▸ **Exercise details**
All of the data, except its images, should be set down exactly as it appears.

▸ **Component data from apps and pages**

>>>

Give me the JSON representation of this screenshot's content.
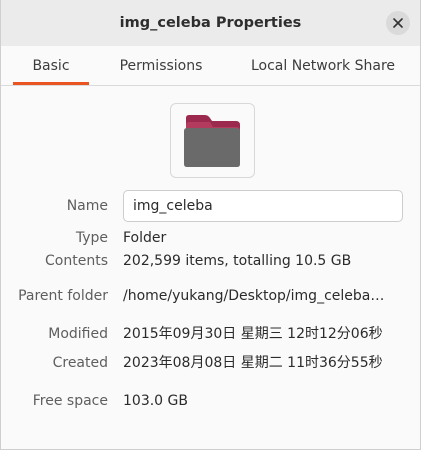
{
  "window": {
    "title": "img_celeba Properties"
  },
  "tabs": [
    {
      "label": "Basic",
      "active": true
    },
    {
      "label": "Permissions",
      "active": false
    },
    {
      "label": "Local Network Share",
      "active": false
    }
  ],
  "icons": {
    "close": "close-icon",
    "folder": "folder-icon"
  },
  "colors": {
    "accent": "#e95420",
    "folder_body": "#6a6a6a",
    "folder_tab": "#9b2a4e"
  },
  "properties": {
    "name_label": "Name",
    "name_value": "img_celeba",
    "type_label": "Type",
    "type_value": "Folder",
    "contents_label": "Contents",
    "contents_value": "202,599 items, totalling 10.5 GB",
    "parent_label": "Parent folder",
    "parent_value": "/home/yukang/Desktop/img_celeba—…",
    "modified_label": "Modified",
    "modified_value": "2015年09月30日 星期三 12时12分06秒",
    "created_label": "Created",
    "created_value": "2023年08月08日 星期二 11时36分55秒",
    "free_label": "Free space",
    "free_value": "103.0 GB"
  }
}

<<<

▸ **Answer space**
Give me the JSON representation of this screenshot's content.
{
  "window": {
    "title": "img_celeba Properties"
  },
  "tabs": [
    {
      "label": "Basic",
      "active": true
    },
    {
      "label": "Permissions",
      "active": false
    },
    {
      "label": "Local Network Share",
      "active": false
    }
  ],
  "icons": {
    "close": "close-icon",
    "folder": "folder-icon"
  },
  "colors": {
    "accent": "#e95420",
    "folder_body": "#6a6a6a",
    "folder_tab": "#9b2a4e"
  },
  "properties": {
    "name_label": "Name",
    "name_value": "img_celeba",
    "type_label": "Type",
    "type_value": "Folder",
    "contents_label": "Contents",
    "contents_value": "202,599 items, totalling 10.5 GB",
    "parent_label": "Parent folder",
    "parent_value": "/home/yukang/Desktop/img_celeba—…",
    "modified_label": "Modified",
    "modified_value": "2015年09月30日 星期三 12时12分06秒",
    "created_label": "Created",
    "created_value": "2023年08月08日 星期二 11时36分55秒",
    "free_label": "Free space",
    "free_value": "103.0 GB"
  }
}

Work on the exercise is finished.